The Doval Doctrine: Analysing the Legality of India’s Policy of Cross Border Counterterror Operations

This article is authored by Ojaswa Pathak, a student at Gujarat National Law University, Gandhinagar. This article attempts to provide an overview of the debate around the legality of the right to anticipatory self-defence by arguing in favour of it.


International law has evolved from allowing all forms of interstate use of force to limiting it to some circumstances and eventually prohibiting it completely in the post-Charter era. However, it has been maintained that this complete prohibition on the use of force is subject to exceptions, such as the ‘inherent’ right of self-defence recognized under Article 51 of the United Nations Charter. The contours of this right and the validity of anticipatory actions under this right have recently come under intense academic scrutiny owing to most cross-border counterterrorism operations basing their legality on this right. The paper aims to understand and settle the debate around legality of anticipatory self-defence by arguing in favour of such a right. Furthermore, it shall also posit the changes that this customary right has undergone since the events of the 9/11 attacks. Accordingly, the climatic part of this paper shall explain the new Doval Doctrine of India that involves cross border counterterror operations which include land-based strike operations, aerial strikes and even artillery strikes against the non-state actors based in foreign soil. This part shall also analyse the legality of such a policy based on the principles of general international law discussed herein.
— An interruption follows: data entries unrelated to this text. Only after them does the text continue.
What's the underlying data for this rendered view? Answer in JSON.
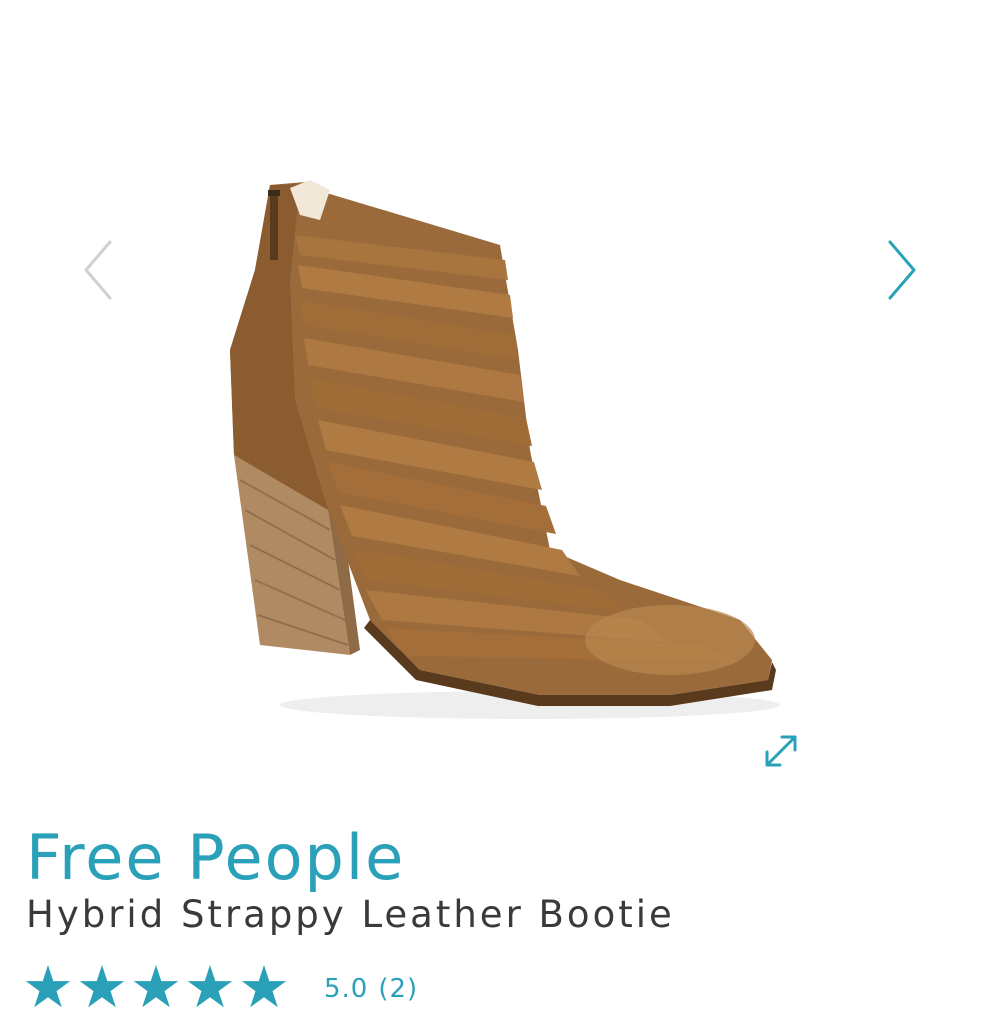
{
  "gallery": {
    "prev_icon": "chevron-left-icon",
    "next_icon": "chevron-right-icon",
    "expand_icon": "expand-icon",
    "arrow_color_inactive": "#d0d0d0",
    "arrow_color_active": "#2aa1b8"
  },
  "product": {
    "brand": "Free People",
    "name": "Hybrid Strappy Leather Bootie",
    "rating": {
      "score_text": "5.0",
      "count_text": "(2)",
      "stars_filled": 5,
      "stars_total": 5,
      "star_glyph": "★"
    }
  },
  "colors": {
    "accent": "#2aa1b8",
    "text": "#3a3a3a",
    "leather": "#9b6a3a",
    "heel_wood": "#b08a62"
  }
}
Lastly, the paper shall also give certain recommendations that can strengthen India’s diplomatic and legal position in conducting such operations in the future.